- The bee therapy group (78 participants in all) reported 49 cured patients, 27 improvements and 2 “ineffective” results. This is a “cured rate” of 63%.
- The conventional acupuncture group (72 cases) yielded 29 cures, 40 improvements and 3 “infective” results. This equals a “cured rate” of 40%. (9)
Perhaps the most controversial application of apitherapy is in patients with multiple sclerosis (MS), an autoimmune condition which causes nerve damage and, thereby, interferes with the brain’s ability to communicate with the body. According to an article in the September 2007 edition of Neuropharmacology, there is a “renewed interest in the therapeutic potential of venoms in MS”, but the “efficacy of this therapeutic method remains unclear”. The uncertainty has a lot to do with: a) mixed results in a limited number of scientific studies and; b) numerous anecdotal reports of successful treatment. (10)

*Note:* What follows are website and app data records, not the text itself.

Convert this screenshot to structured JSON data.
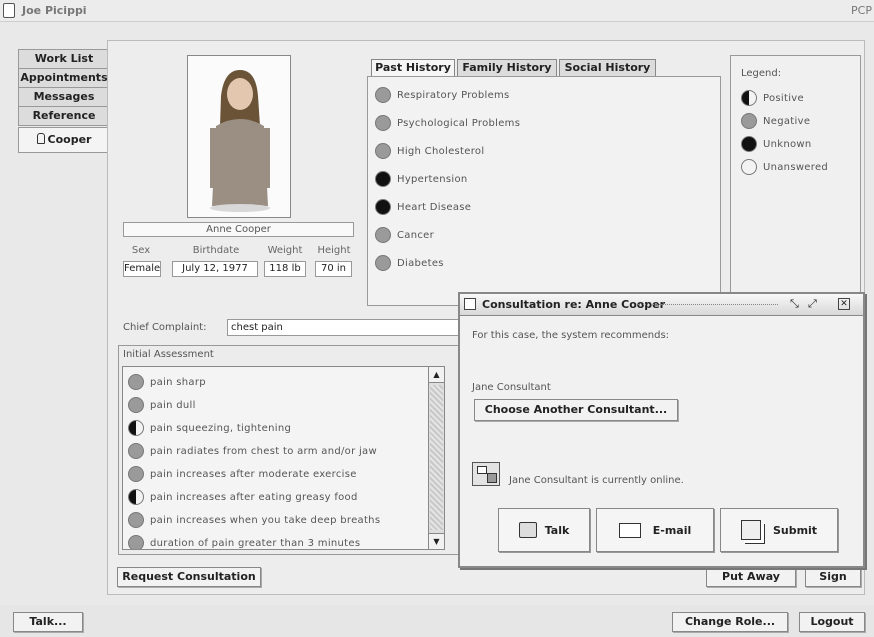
{
  "header": {
    "user_name": "Joe Picippi",
    "role": "PCP"
  },
  "tabs": [
    {
      "label": "Work List"
    },
    {
      "label": "Appointments"
    },
    {
      "label": "Messages"
    },
    {
      "label": "Reference"
    },
    {
      "label": "Cooper"
    }
  ],
  "patient": {
    "name": "Anne Cooper",
    "labels": {
      "sex": "Sex",
      "birthdate": "Birthdate",
      "weight": "Weight",
      "height": "Height"
    },
    "sex": "Female",
    "birthdate": "July 12, 1977",
    "weight": "118 lb",
    "height": "70 in"
  },
  "history": {
    "tabs": [
      "Past History",
      "Family History",
      "Social History"
    ],
    "items": [
      {
        "label": "Respiratory Problems",
        "status": "negative"
      },
      {
        "label": "Psychological Problems",
        "status": "negative"
      },
      {
        "label": "High Cholesterol",
        "status": "negative"
      },
      {
        "label": "Hypertension",
        "status": "unknown"
      },
      {
        "label": "Heart Disease",
        "status": "unknown"
      },
      {
        "label": "Cancer",
        "status": "negative"
      },
      {
        "label": "Diabetes",
        "status": "negative"
      }
    ]
  },
  "legend": {
    "title": "Legend:",
    "items": [
      {
        "label": "Positive",
        "status": "positive"
      },
      {
        "label": "Negative",
        "status": "negative"
      },
      {
        "label": "Unknown",
        "status": "unknown"
      },
      {
        "label": "Unanswered",
        "status": "unanswered"
      }
    ]
  },
  "complaint": {
    "label": "Chief Complaint:",
    "value": "chest pain"
  },
  "assessment": {
    "title": "Initial Assessment",
    "items": [
      {
        "label": "pain sharp",
        "status": "negative"
      },
      {
        "label": "pain dull",
        "status": "negative"
      },
      {
        "label": "pain squeezing, tightening",
        "status": "positive"
      },
      {
        "label": "pain radiates from chest to arm and/or jaw",
        "status": "negative"
      },
      {
        "label": "pain increases after moderate exercise",
        "status": "negative"
      },
      {
        "label": "pain increases after eating greasy food",
        "status": "positive"
      },
      {
        "label": "pain increases when you take deep breaths",
        "status": "negative"
      },
      {
        "label": "duration of pain greater than 3 minutes",
        "status": "negative"
      }
    ]
  },
  "buttons": {
    "request": "Request Consultation",
    "put_away": "Put Away",
    "sign": "Sign",
    "talk": "Talk...",
    "change_role": "Change Role...",
    "logout": "Logout"
  },
  "consultation": {
    "title": "Consultation re: Anne Cooper",
    "recommend": "For this case, the system recommends:",
    "consultant": "Jane Consultant",
    "choose": "Choose Another Consultant...",
    "online": "Jane Consultant is currently online.",
    "talk": "Talk",
    "email": "E-mail",
    "submit": "Submit"
  }
}
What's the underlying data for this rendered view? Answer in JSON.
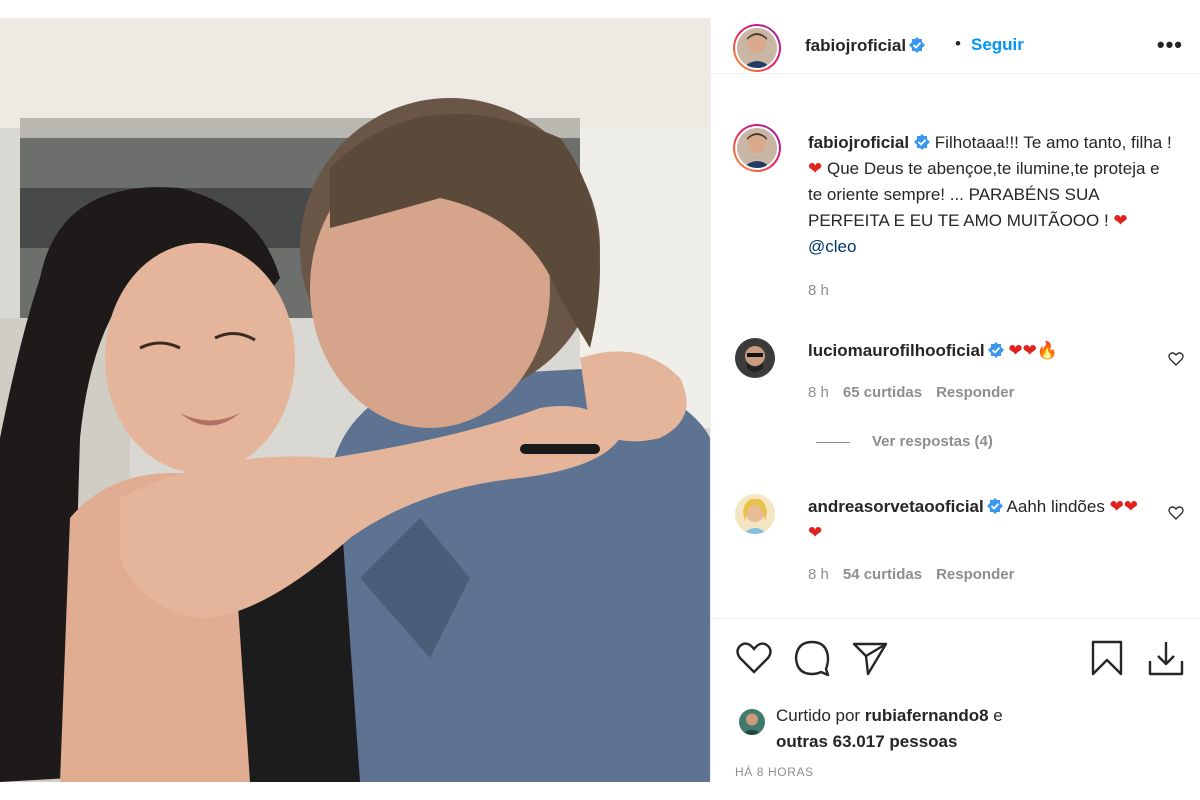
{
  "post": {
    "author": "fabiojroficial",
    "follow_label": "Seguir",
    "separator": "•",
    "more_label": "•••"
  },
  "caption": {
    "username": "fabiojroficial",
    "text_part1": " Filhotaaa!!! Te amo tanto, filha ! ",
    "text_part2": " Que Deus te abençoe,te ilumine,te proteja e te oriente sempre! ... PARABÉNS SUA PERFEITA E EU TE AMO MUITÃOOO ! ",
    "mention": "@cleo",
    "time": "8 h"
  },
  "comments": [
    {
      "username": "luciomaurofilhooficial",
      "text": "",
      "emoji": "❤❤🔥",
      "time": "8 h",
      "likes": "65 curtidas",
      "reply": "Responder"
    },
    {
      "username": "andreasorvetaooficial",
      "text": " Aahh lindões ",
      "emoji": "❤❤❤",
      "time": "8 h",
      "likes": "54 curtidas",
      "reply": "Responder"
    }
  ],
  "view_replies": "Ver respostas (4)",
  "likes": {
    "prefix": "Curtido por ",
    "user": "rubiafernando8",
    "middle": " e",
    "others": "outras 63.017 pessoas"
  },
  "posted_ago": "HÁ 8 HORAS",
  "icons": {
    "like": "heart-icon",
    "comment": "comment-icon",
    "share": "paper-plane-icon",
    "save": "bookmark-icon",
    "download": "download-icon",
    "verified": "verified-badge-icon",
    "more": "more-options-icon"
  },
  "colors": {
    "accent": "#0095f6",
    "verified": "#3897f0",
    "heart": "#e0241d",
    "muted": "#8e8e8e"
  }
}
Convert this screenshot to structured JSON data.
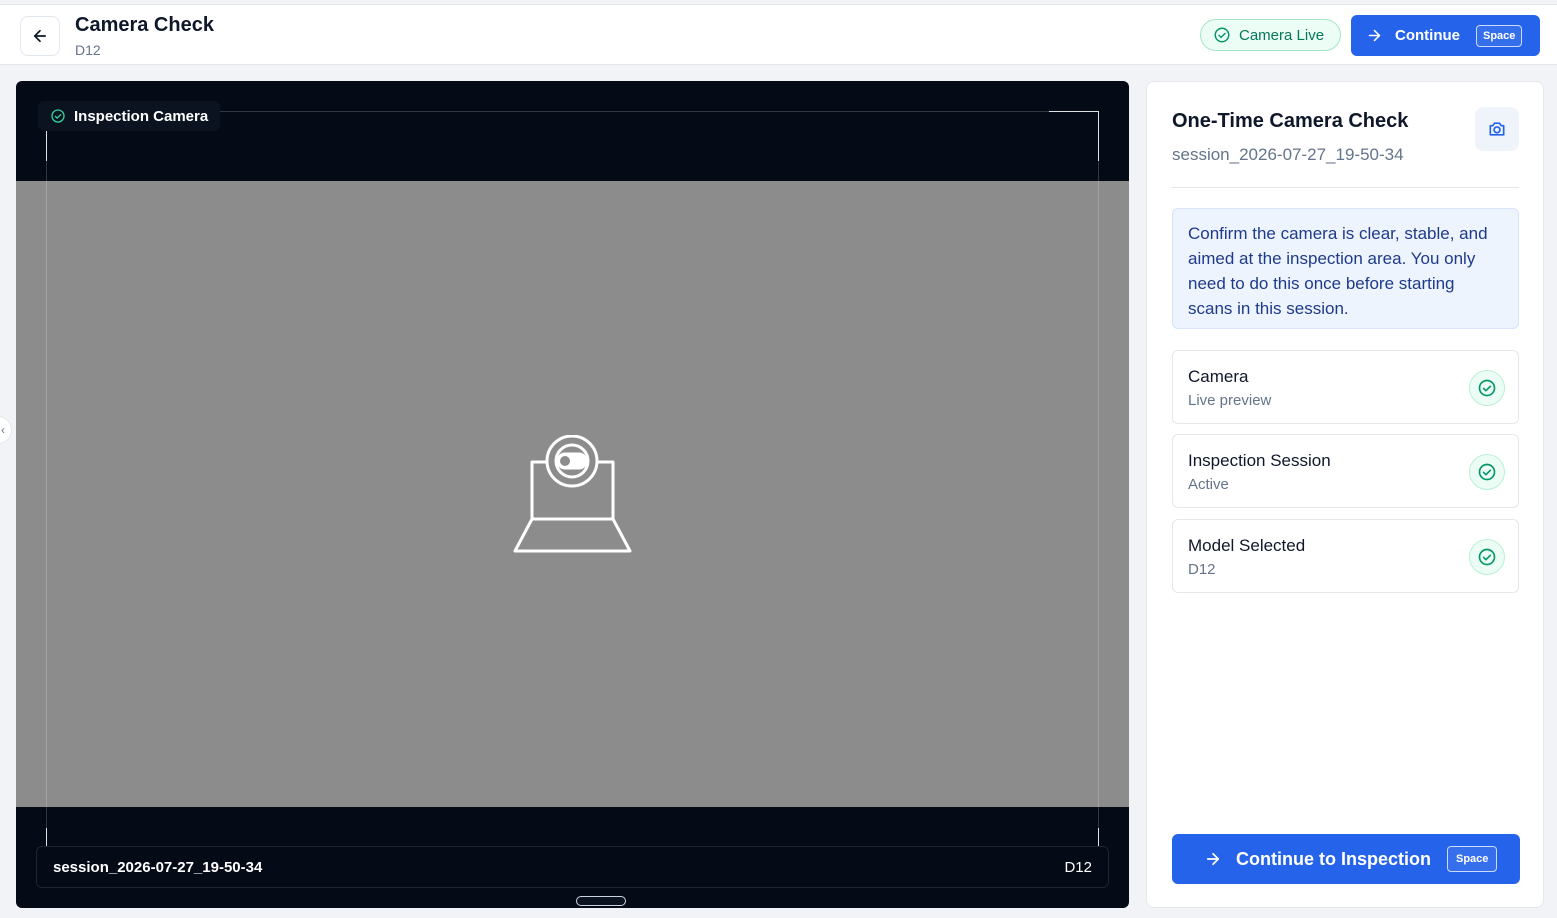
{
  "header": {
    "title": "Camera Check",
    "subtitle": "D12",
    "status_badge": "Camera Live",
    "continue_label": "Continue",
    "continue_shortcut": "Space"
  },
  "camera": {
    "label": "Inspection Camera",
    "session": "session_2026-07-27_19-50-34",
    "model": "D12"
  },
  "panel": {
    "title": "One-Time Camera Check",
    "session": "session_2026-07-27_19-50-34",
    "info": "Confirm the camera is clear, stable, and aimed at the inspection area. You only need to do this once before starting scans in this session.",
    "checks": [
      {
        "name": "Camera",
        "value": "Live preview"
      },
      {
        "name": "Inspection Session",
        "value": "Active"
      },
      {
        "name": "Model Selected",
        "value": "D12"
      }
    ],
    "primary_label": "Continue to Inspection",
    "primary_shortcut": "Space"
  },
  "colors": {
    "accent": "#2563eb",
    "success": "#10b981",
    "camera_bg": "#050a17",
    "preview_bg": "#8c8c8c"
  },
  "icons": {
    "back": "arrow-left-icon",
    "status": "check-circle-icon",
    "continue": "arrow-right-icon",
    "snapshot": "camera-icon",
    "placeholder": "webcam-icon"
  }
}
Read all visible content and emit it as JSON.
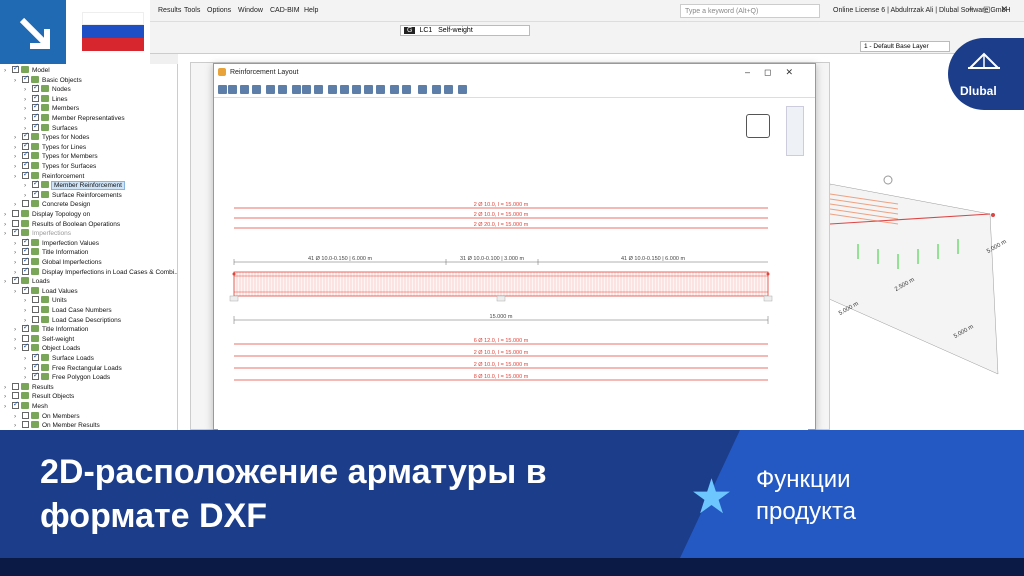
{
  "menu": {
    "items": [
      "Results",
      "Tools",
      "Options",
      "Window",
      "CAD-BIM",
      "Help"
    ],
    "search_placeholder": "Type a keyword (Alt+Q)",
    "license": "Online License 6 | Abdulrrzak Ali | Dlubal Software GmbH"
  },
  "toolbar": {
    "lc_tag": "G",
    "lc_id": "LC1",
    "lc_name": "Self-weight",
    "layer": "1 - Default Base Layer"
  },
  "tree": {
    "items": [
      {
        "label": "Model",
        "level": 0,
        "checked": true
      },
      {
        "label": "Basic Objects",
        "level": 1,
        "checked": true
      },
      {
        "label": "Nodes",
        "level": 2,
        "checked": true
      },
      {
        "label": "Lines",
        "level": 2,
        "checked": true
      },
      {
        "label": "Members",
        "level": 2,
        "checked": true
      },
      {
        "label": "Member Representatives",
        "level": 2,
        "checked": true
      },
      {
        "label": "Surfaces",
        "level": 2,
        "checked": true
      },
      {
        "label": "Types for Nodes",
        "level": 1,
        "checked": true
      },
      {
        "label": "Types for Lines",
        "level": 1,
        "checked": true
      },
      {
        "label": "Types for Members",
        "level": 1,
        "checked": true
      },
      {
        "label": "Types for Surfaces",
        "level": 1,
        "checked": true
      },
      {
        "label": "Reinforcement",
        "level": 1,
        "checked": true
      },
      {
        "label": "Member Reinforcement",
        "level": 2,
        "checked": true,
        "selected": true
      },
      {
        "label": "Surface Reinforcements",
        "level": 2,
        "checked": true
      },
      {
        "label": "Concrete Design",
        "level": 1,
        "checked": false
      },
      {
        "label": "Display Topology on",
        "level": 0,
        "checked": false
      },
      {
        "label": "Results of Boolean Operations",
        "level": 0,
        "checked": false
      },
      {
        "label": "Imperfections",
        "level": 0,
        "checked": true,
        "grey": true
      },
      {
        "label": "Imperfection Values",
        "level": 1,
        "checked": true
      },
      {
        "label": "Title Information",
        "level": 1,
        "checked": true
      },
      {
        "label": "Global Imperfections",
        "level": 1,
        "checked": true
      },
      {
        "label": "Display Imperfections in Load Cases & Combi...",
        "level": 1,
        "checked": true
      },
      {
        "label": "Loads",
        "level": 0,
        "checked": true
      },
      {
        "label": "Load Values",
        "level": 1,
        "checked": true
      },
      {
        "label": "Units",
        "level": 2,
        "checked": false
      },
      {
        "label": "Load Case Numbers",
        "level": 2,
        "checked": false
      },
      {
        "label": "Load Case Descriptions",
        "level": 2,
        "checked": false
      },
      {
        "label": "Title Information",
        "level": 1,
        "checked": true
      },
      {
        "label": "Self-weight",
        "level": 1,
        "checked": false
      },
      {
        "label": "Object Loads",
        "level": 1,
        "checked": true
      },
      {
        "label": "Surface Loads",
        "level": 2,
        "checked": true
      },
      {
        "label": "Free Rectangular Loads",
        "level": 2,
        "checked": true
      },
      {
        "label": "Free Polygon Loads",
        "level": 2,
        "checked": true
      },
      {
        "label": "Results",
        "level": 0,
        "checked": false
      },
      {
        "label": "Result Objects",
        "level": 0,
        "checked": false
      },
      {
        "label": "Mesh",
        "level": 0,
        "checked": true
      },
      {
        "label": "On Members",
        "level": 1,
        "checked": false
      },
      {
        "label": "On Member Results",
        "level": 1,
        "checked": false
      }
    ]
  },
  "view3d": {
    "dims": [
      "5.000 m",
      "5.000 m",
      "2.500 m",
      "5.000 m"
    ]
  },
  "dialog": {
    "title": "Reinforcement Layout",
    "top_bars": [
      "2 Ø 10.0, l = 15.000 m",
      "2 Ø 10.0, l = 15.000 m",
      "2 Ø 20.0, l = 15.000 m"
    ],
    "stirrups": [
      "41 Ø 10.0-0.150 | 6.000 m",
      "31 Ø 10.0-0.100 | 3.000 m",
      "41 Ø 10.0-0.150 | 6.000 m"
    ],
    "length": "15.000 m",
    "bottom_bars": [
      "6 Ø 12.0, l = 15.000 m",
      "2 Ø 10.0, l = 15.000 m",
      "2 Ø 10.0, l = 15.000 m",
      "8 Ø 10.0, l = 15.000 m"
    ]
  },
  "banner": {
    "title": "2D-расположение арматуры в формате DXF",
    "category": "Функции продукта"
  },
  "logo": {
    "text": "Dlubal"
  },
  "colors": {
    "accent": "#1f6ab3",
    "banner": "#1b3d8a",
    "banner_light": "#2459c4",
    "rebar": "#e0443a"
  }
}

For all intents and purposes, there are two human studies that are available for evaluation. The first was published in December 2005 in the journal Neurology. A group of 26 patients with MS underwent 24 weeks of bee sting therapy or no therapy on separate occasions. MRIs were used to determine the number of MS-related brain lesions prior to and after each phase of the study. Various standardized scales were also employed to measure disability, fatigue, relapse rates and quality of life. The bee sting therapy involved 3 sessions per week with a maximum 20 stings per appointment. At the end of the “crossover” study, the researchers concluded that there was no benefit found during the apitherapy phase of the study. The bee venom didn’t improve MS symptoms nor slow down disease progression or relapse time. (11)
Another study from 2005 found slightly more encouraging results. Researchers from Georgetown University tested the efficacy and safety of a bee venom extract in 9 patients with MS. 4 of the 9 patients dropped out of the study before its completion. However, of the 5 remaining participants, 3 reported “subjective” symptomatic improvements. 2 of the MS patients demonstrated objective measures of disease improvement – based on “functional neurological tests” and standardized questionnaires. The authors of this experiment concluded that “this preliminary study suggests safety”, but went on to add that “larger and more carefully controlled multicenter studies will be required to establish efficacy”. (12)
Scientists such as Dr. Robert Zurier of the University of Massachusetts Medical School have been studying bee venom for over 30 years. Because of his efforts and the valuable contributions of others, the underlying mechanisms by which bee venom “works” is becoming clearer. However, the march of progress is far too slow for those who are suffering here and now. There is a desperate need to establish how and why apitherapy is effective for some people with presumably “incurable” and/or “unresponsive” conditions. Until that day comes, it’s important for us as health care consumers to weigh our options very carefully. Please be aware that bee venom therapy is a largely unregulated practice. Therefore, I think it’s absolutely vital to seek out the best possible references before giving it a shot. (13,14,15)
Tags: Acupuncture, Arthritis, Multiple Sclerosis
Posted in Alternative Therapies